Web page and app entries
◇ ◇ ◇ ◇
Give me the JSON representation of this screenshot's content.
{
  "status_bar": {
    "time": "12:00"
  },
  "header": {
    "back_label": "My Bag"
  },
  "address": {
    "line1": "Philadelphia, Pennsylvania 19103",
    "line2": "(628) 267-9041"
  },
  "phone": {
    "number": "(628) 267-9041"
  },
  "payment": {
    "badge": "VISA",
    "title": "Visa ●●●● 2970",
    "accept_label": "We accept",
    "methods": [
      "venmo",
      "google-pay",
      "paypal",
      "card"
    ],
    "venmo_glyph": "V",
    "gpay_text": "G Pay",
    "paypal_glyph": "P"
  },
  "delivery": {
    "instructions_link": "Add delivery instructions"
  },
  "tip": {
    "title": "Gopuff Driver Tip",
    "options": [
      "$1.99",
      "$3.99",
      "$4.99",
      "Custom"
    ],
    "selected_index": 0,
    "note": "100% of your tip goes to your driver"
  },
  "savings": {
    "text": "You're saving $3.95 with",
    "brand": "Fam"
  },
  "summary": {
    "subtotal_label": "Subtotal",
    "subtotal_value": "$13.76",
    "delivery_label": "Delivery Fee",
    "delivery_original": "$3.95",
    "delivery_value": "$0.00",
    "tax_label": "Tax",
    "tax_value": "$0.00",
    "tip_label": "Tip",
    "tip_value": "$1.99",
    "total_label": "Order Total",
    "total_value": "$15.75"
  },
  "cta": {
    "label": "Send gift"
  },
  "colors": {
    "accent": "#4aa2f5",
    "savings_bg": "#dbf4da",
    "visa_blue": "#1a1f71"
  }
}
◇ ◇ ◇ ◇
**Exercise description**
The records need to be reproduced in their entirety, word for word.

**Solution**
Give me the JSON representation of this screenshot's content.
{
  "status_bar": {
    "time": "12:00"
  },
  "header": {
    "back_label": "My Bag"
  },
  "address": {
    "line1": "Philadelphia, Pennsylvania 19103",
    "line2": "(628) 267-9041"
  },
  "phone": {
    "number": "(628) 267-9041"
  },
  "payment": {
    "badge": "VISA",
    "title": "Visa ●●●● 2970",
    "accept_label": "We accept",
    "methods": [
      "venmo",
      "google-pay",
      "paypal",
      "card"
    ],
    "venmo_glyph": "V",
    "gpay_text": "G Pay",
    "paypal_glyph": "P"
  },
  "delivery": {
    "instructions_link": "Add delivery instructions"
  },
  "tip": {
    "title": "Gopuff Driver Tip",
    "options": [
      "$1.99",
      "$3.99",
      "$4.99",
      "Custom"
    ],
    "selected_index": 0,
    "note": "100% of your tip goes to your driver"
  },
  "savings": {
    "text": "You're saving $3.95 with",
    "brand": "Fam"
  },
  "summary": {
    "subtotal_label": "Subtotal",
    "subtotal_value": "$13.76",
    "delivery_label": "Delivery Fee",
    "delivery_original": "$3.95",
    "delivery_value": "$0.00",
    "tax_label": "Tax",
    "tax_value": "$0.00",
    "tip_label": "Tip",
    "tip_value": "$1.99",
    "total_label": "Order Total",
    "total_value": "$15.75"
  },
  "cta": {
    "label": "Send gift"
  },
  "colors": {
    "accent": "#4aa2f5",
    "savings_bg": "#dbf4da",
    "visa_blue": "#1a1f71"
  }
}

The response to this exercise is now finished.